App and web page records
=== Section Start ===
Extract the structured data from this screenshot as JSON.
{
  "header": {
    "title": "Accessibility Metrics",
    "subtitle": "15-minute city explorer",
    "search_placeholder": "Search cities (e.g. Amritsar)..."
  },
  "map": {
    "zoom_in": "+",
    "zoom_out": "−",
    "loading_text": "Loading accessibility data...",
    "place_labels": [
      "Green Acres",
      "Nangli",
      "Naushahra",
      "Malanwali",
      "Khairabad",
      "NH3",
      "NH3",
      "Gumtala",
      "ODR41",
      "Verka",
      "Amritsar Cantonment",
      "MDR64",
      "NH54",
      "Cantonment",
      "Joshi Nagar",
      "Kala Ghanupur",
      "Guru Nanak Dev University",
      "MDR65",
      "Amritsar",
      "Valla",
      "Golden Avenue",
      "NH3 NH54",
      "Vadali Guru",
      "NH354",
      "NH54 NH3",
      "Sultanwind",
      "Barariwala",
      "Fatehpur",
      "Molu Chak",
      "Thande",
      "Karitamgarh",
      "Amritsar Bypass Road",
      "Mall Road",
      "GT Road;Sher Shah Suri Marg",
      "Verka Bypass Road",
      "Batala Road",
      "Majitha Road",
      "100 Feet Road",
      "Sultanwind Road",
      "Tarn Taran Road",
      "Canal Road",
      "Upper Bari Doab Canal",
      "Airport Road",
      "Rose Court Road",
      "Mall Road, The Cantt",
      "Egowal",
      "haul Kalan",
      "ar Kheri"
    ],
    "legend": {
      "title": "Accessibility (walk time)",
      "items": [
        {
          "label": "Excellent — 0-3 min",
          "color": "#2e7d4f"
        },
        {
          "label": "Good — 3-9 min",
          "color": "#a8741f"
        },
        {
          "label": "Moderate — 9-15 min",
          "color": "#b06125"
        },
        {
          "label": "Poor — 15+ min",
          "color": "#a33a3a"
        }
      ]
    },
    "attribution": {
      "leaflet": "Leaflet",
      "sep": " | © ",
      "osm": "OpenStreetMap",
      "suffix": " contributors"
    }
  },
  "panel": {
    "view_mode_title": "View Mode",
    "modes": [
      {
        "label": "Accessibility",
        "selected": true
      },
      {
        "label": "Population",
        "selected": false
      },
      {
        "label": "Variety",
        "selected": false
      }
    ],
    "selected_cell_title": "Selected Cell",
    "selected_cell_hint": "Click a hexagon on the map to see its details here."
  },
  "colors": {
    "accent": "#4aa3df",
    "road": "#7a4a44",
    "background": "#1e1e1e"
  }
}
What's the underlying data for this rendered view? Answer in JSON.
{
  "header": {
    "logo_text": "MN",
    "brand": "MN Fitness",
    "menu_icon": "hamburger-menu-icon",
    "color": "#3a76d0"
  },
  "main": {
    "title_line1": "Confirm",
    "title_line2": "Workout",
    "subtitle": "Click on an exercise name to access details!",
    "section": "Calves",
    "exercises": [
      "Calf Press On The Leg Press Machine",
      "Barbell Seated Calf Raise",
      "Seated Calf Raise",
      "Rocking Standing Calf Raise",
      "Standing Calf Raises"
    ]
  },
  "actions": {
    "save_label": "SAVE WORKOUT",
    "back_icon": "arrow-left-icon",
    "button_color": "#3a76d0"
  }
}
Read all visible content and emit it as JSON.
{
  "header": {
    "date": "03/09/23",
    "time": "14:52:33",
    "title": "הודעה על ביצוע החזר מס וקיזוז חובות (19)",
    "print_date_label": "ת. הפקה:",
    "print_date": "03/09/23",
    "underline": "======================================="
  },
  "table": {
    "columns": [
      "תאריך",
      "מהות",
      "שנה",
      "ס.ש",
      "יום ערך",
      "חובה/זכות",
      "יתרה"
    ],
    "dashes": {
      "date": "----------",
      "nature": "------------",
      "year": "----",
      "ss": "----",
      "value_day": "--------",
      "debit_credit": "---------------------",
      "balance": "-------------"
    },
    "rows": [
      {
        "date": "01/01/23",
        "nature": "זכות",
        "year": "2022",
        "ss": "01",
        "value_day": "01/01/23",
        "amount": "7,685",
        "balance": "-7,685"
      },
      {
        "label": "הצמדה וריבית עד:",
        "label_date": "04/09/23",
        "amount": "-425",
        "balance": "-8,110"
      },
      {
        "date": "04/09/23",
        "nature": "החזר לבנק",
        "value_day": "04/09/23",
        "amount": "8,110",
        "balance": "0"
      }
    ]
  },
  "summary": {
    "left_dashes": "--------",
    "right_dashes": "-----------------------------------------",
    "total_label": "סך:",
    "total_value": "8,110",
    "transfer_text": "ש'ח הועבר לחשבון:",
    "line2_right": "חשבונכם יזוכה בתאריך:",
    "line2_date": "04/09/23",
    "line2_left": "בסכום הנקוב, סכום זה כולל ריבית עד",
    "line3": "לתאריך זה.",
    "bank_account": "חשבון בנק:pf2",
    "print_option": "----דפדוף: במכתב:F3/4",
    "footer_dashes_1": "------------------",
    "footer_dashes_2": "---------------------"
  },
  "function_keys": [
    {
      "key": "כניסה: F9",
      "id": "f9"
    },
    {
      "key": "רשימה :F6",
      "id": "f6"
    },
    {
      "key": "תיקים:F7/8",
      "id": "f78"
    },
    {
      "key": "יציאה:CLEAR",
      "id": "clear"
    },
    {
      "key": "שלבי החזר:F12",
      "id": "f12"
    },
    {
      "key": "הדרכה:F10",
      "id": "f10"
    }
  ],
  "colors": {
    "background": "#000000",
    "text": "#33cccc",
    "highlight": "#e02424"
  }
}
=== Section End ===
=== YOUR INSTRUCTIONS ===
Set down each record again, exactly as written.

=== EXPECTED ANSWER ===
Extract the structured data from this screenshot as JSON.
{
  "header": {
    "title": "Accessibility Metrics",
    "subtitle": "15-minute city explorer",
    "search_placeholder": "Search cities (e.g. Amritsar)..."
  },
  "map": {
    "zoom_in": "+",
    "zoom_out": "−",
    "loading_text": "Loading accessibility data...",
    "place_labels": [
      "Green Acres",
      "Nangli",
      "Naushahra",
      "Malanwali",
      "Khairabad",
      "NH3",
      "NH3",
      "Gumtala",
      "ODR41",
      "Verka",
      "Amritsar Cantonment",
      "MDR64",
      "NH54",
      "Cantonment",
      "Joshi Nagar",
      "Kala Ghanupur",
      "Guru Nanak Dev University",
      "MDR65",
      "Amritsar",
      "Valla",
      "Golden Avenue",
      "NH3 NH54",
      "Vadali Guru",
      "NH354",
      "NH54 NH3",
      "Sultanwind",
      "Barariwala",
      "Fatehpur",
      "Molu Chak",
      "Thande",
      "Karitamgarh",
      "Amritsar Bypass Road",
      "Mall Road",
      "GT Road;Sher Shah Suri Marg",
      "Verka Bypass Road",
      "Batala Road",
      "Majitha Road",
      "100 Feet Road",
      "Sultanwind Road",
      "Tarn Taran Road",
      "Canal Road",
      "Upper Bari Doab Canal",
      "Airport Road",
      "Rose Court Road",
      "Mall Road, The Cantt",
      "Egowal",
      "haul Kalan",
      "ar Kheri"
    ],
    "legend": {
      "title": "Accessibility (walk time)",
      "items": [
        {
          "label": "Excellent — 0-3 min",
          "color": "#2e7d4f"
        },
        {
          "label": "Good — 3-9 min",
          "color": "#a8741f"
        },
        {
          "label": "Moderate — 9-15 min",
          "color": "#b06125"
        },
        {
          "label": "Poor — 15+ min",
          "color": "#a33a3a"
        }
      ]
    },
    "attribution": {
      "leaflet": "Leaflet",
      "sep": " | © ",
      "osm": "OpenStreetMap",
      "suffix": " contributors"
    }
  },
  "panel": {
    "view_mode_title": "View Mode",
    "modes": [
      {
        "label": "Accessibility",
        "selected": true
      },
      {
        "label": "Population",
        "selected": false
      },
      {
        "label": "Variety",
        "selected": false
      }
    ],
    "selected_cell_title": "Selected Cell",
    "selected_cell_hint": "Click a hexagon on the map to see its details here."
  },
  "colors": {
    "accent": "#4aa3df",
    "road": "#7a4a44",
    "background": "#1e1e1e"
  }
}
What's the underlying data for this rendered view? Answer in JSON.
{
  "header": {
    "logo_text": "MN",
    "brand": "MN Fitness",
    "menu_icon": "hamburger-menu-icon",
    "color": "#3a76d0"
  },
  "main": {
    "title_line1": "Confirm",
    "title_line2": "Workout",
    "subtitle": "Click on an exercise name to access details!",
    "section": "Calves",
    "exercises": [
      "Calf Press On The Leg Press Machine",
      "Barbell Seated Calf Raise",
      "Seated Calf Raise",
      "Rocking Standing Calf Raise",
      "Standing Calf Raises"
    ]
  },
  "actions": {
    "save_label": "SAVE WORKOUT",
    "back_icon": "arrow-left-icon",
    "button_color": "#3a76d0"
  }
}
Read all visible content and emit it as JSON.
{
  "header": {
    "date": "03/09/23",
    "time": "14:52:33",
    "title": "הודעה על ביצוע החזר מס וקיזוז חובות (19)",
    "print_date_label": "ת. הפקה:",
    "print_date": "03/09/23",
    "underline": "======================================="
  },
  "table": {
    "columns": [
      "תאריך",
      "מהות",
      "שנה",
      "ס.ש",
      "יום ערך",
      "חובה/זכות",
      "יתרה"
    ],
    "dashes": {
      "date": "----------",
      "nature": "------------",
      "year": "----",
      "ss": "----",
      "value_day": "--------",
      "debit_credit": "---------------------",
      "balance": "-------------"
    },
    "rows": [
      {
        "date": "01/01/23",
        "nature": "זכות",
        "year": "2022",
        "ss": "01",
        "value_day": "01/01/23",
        "amount": "7,685",
        "balance": "-7,685"
      },
      {
        "label": "הצמדה וריבית עד:",
        "label_date": "04/09/23",
        "amount": "-425",
        "balance": "-8,110"
      },
      {
        "date": "04/09/23",
        "nature": "החזר לבנק",
        "value_day": "04/09/23",
        "amount": "8,110",
        "balance": "0"
      }
    ]
  },
  "summary": {
    "left_dashes": "--------",
    "right_dashes": "-----------------------------------------",
    "total_label": "סך:",
    "total_value": "8,110",
    "transfer_text": "ש'ח הועבר לחשבון:",
    "line2_right": "חשבונכם יזוכה בתאריך:",
    "line2_date": "04/09/23",
    "line2_left": "בסכום הנקוב, סכום זה כולל ריבית עד",
    "line3": "לתאריך זה.",
    "bank_account": "חשבון בנק:pf2",
    "print_option": "----דפדוף: במכתב:F3/4",
    "footer_dashes_1": "------------------",
    "footer_dashes_2": "---------------------"
  },
  "function_keys": [
    {
      "key": "כניסה: F9",
      "id": "f9"
    },
    {
      "key": "רשימה :F6",
      "id": "f6"
    },
    {
      "key": "תיקים:F7/8",
      "id": "f78"
    },
    {
      "key": "יציאה:CLEAR",
      "id": "clear"
    },
    {
      "key": "שלבי החזר:F12",
      "id": "f12"
    },
    {
      "key": "הדרכה:F10",
      "id": "f10"
    }
  ],
  "colors": {
    "background": "#000000",
    "text": "#33cccc",
    "highlight": "#e02424"
  }
}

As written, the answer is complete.